Every line of the data must appear again in the answer, exactly as written.

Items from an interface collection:
[Start of section]

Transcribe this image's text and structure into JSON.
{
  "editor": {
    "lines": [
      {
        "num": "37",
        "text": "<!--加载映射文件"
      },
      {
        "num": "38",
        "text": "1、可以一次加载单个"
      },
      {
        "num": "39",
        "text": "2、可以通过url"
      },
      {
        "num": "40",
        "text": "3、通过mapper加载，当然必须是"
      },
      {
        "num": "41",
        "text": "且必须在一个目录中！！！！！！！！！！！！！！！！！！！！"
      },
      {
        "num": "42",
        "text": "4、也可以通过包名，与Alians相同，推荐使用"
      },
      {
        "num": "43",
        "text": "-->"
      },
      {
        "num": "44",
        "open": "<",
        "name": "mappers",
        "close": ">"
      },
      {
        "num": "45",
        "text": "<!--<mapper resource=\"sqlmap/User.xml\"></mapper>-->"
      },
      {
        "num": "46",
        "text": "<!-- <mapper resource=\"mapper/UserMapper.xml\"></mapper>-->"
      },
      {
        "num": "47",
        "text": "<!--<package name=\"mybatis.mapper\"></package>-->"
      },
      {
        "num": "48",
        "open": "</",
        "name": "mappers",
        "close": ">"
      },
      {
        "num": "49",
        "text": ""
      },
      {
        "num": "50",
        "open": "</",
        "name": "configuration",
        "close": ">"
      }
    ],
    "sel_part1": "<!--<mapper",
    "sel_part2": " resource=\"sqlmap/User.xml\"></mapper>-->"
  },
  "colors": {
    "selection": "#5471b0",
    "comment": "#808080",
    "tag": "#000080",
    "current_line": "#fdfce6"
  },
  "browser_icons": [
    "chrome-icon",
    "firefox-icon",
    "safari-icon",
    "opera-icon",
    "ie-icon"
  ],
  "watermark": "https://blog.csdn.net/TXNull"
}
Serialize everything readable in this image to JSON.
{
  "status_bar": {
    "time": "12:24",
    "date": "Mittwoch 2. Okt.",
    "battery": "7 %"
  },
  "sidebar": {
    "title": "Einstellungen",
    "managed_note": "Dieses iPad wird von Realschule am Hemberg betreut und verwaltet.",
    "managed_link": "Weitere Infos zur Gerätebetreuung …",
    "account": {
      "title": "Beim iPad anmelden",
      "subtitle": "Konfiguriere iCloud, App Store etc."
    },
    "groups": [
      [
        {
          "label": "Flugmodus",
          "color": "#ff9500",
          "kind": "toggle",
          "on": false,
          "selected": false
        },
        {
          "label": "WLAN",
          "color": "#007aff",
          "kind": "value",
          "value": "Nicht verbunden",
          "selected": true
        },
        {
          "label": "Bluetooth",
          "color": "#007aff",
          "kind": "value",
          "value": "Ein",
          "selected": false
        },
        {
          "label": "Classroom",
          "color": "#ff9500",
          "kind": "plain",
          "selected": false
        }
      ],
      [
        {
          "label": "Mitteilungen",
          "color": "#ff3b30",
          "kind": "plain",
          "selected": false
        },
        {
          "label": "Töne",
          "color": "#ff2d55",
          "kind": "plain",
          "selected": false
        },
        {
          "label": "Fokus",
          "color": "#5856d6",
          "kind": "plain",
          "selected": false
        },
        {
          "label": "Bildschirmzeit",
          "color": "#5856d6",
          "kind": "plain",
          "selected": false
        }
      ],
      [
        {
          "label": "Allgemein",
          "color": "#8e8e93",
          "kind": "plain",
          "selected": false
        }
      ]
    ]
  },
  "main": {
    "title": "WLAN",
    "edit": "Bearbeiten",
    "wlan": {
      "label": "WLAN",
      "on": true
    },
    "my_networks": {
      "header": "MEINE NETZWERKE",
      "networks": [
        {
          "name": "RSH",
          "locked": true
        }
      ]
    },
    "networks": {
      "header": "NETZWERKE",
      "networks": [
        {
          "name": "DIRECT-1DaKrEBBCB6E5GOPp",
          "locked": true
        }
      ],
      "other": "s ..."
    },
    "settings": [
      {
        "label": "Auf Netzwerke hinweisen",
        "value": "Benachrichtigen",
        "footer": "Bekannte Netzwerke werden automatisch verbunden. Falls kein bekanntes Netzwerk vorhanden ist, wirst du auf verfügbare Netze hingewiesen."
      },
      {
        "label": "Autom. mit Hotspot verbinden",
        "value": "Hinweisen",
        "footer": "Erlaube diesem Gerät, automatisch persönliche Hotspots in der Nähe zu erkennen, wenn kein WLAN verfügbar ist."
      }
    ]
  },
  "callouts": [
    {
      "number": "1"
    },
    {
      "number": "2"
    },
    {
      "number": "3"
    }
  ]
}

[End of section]

■ EXPECTED ANSWER
Transcribe this image's text and structure into JSON.
{
  "editor": {
    "lines": [
      {
        "num": "37",
        "text": "<!--加载映射文件"
      },
      {
        "num": "38",
        "text": "1、可以一次加载单个"
      },
      {
        "num": "39",
        "text": "2、可以通过url"
      },
      {
        "num": "40",
        "text": "3、通过mapper加载，当然必须是"
      },
      {
        "num": "41",
        "text": "且必须在一个目录中！！！！！！！！！！！！！！！！！！！！"
      },
      {
        "num": "42",
        "text": "4、也可以通过包名，与Alians相同，推荐使用"
      },
      {
        "num": "43",
        "text": "-->"
      },
      {
        "num": "44",
        "open": "<",
        "name": "mappers",
        "close": ">"
      },
      {
        "num": "45",
        "text": "<!--<mapper resource=\"sqlmap/User.xml\"></mapper>-->"
      },
      {
        "num": "46",
        "text": "<!-- <mapper resource=\"mapper/UserMapper.xml\"></mapper>-->"
      },
      {
        "num": "47",
        "text": "<!--<package name=\"mybatis.mapper\"></package>-->"
      },
      {
        "num": "48",
        "open": "</",
        "name": "mappers",
        "close": ">"
      },
      {
        "num": "49",
        "text": ""
      },
      {
        "num": "50",
        "open": "</",
        "name": "configuration",
        "close": ">"
      }
    ],
    "sel_part1": "<!--<mapper",
    "sel_part2": " resource=\"sqlmap/User.xml\"></mapper>-->"
  },
  "colors": {
    "selection": "#5471b0",
    "comment": "#808080",
    "tag": "#000080",
    "current_line": "#fdfce6"
  },
  "browser_icons": [
    "chrome-icon",
    "firefox-icon",
    "safari-icon",
    "opera-icon",
    "ie-icon"
  ],
  "watermark": "https://blog.csdn.net/TXNull"
}
Serialize everything readable in this image to JSON.
{
  "status_bar": {
    "time": "12:24",
    "date": "Mittwoch 2. Okt.",
    "battery": "7 %"
  },
  "sidebar": {
    "title": "Einstellungen",
    "managed_note": "Dieses iPad wird von Realschule am Hemberg betreut und verwaltet.",
    "managed_link": "Weitere Infos zur Gerätebetreuung …",
    "account": {
      "title": "Beim iPad anmelden",
      "subtitle": "Konfiguriere iCloud, App Store etc."
    },
    "groups": [
      [
        {
          "label": "Flugmodus",
          "color": "#ff9500",
          "kind": "toggle",
          "on": false,
          "selected": false
        },
        {
          "label": "WLAN",
          "color": "#007aff",
          "kind": "value",
          "value": "Nicht verbunden",
          "selected": true
        },
        {
          "label": "Bluetooth",
          "color": "#007aff",
          "kind": "value",
          "value": "Ein",
          "selected": false
        },
        {
          "label": "Classroom",
          "color": "#ff9500",
          "kind": "plain",
          "selected": false
        }
      ],
      [
        {
          "label": "Mitteilungen",
          "color": "#ff3b30",
          "kind": "plain",
          "selected": false
        },
        {
          "label": "Töne",
          "color": "#ff2d55",
          "kind": "plain",
          "selected": false
        },
        {
          "label": "Fokus",
          "color": "#5856d6",
          "kind": "plain",
          "selected": false
        },
        {
          "label": "Bildschirmzeit",
          "color": "#5856d6",
          "kind": "plain",
          "selected": false
        }
      ],
      [
        {
          "label": "Allgemein",
          "color": "#8e8e93",
          "kind": "plain",
          "selected": false
        }
      ]
    ]
  },
  "main": {
    "title": "WLAN",
    "edit": "Bearbeiten",
    "wlan": {
      "label": "WLAN",
      "on": true
    },
    "my_networks": {
      "header": "MEINE NETZWERKE",
      "networks": [
        {
          "name": "RSH",
          "locked": true
        }
      ]
    },
    "networks": {
      "header": "NETZWERKE",
      "networks": [
        {
          "name": "DIRECT-1DaKrEBBCB6E5GOPp",
          "locked": true
        }
      ],
      "other": "s ..."
    },
    "settings": [
      {
        "label": "Auf Netzwerke hinweisen",
        "value": "Benachrichtigen",
        "footer": "Bekannte Netzwerke werden automatisch verbunden. Falls kein bekanntes Netzwerk vorhanden ist, wirst du auf verfügbare Netze hingewiesen."
      },
      {
        "label": "Autom. mit Hotspot verbinden",
        "value": "Hinweisen",
        "footer": "Erlaube diesem Gerät, automatisch persönliche Hotspots in der Nähe zu erkennen, wenn kein WLAN verfügbar ist."
      }
    ]
  },
  "callouts": [
    {
      "number": "1"
    },
    {
      "number": "2"
    },
    {
      "number": "3"
    }
  ]
}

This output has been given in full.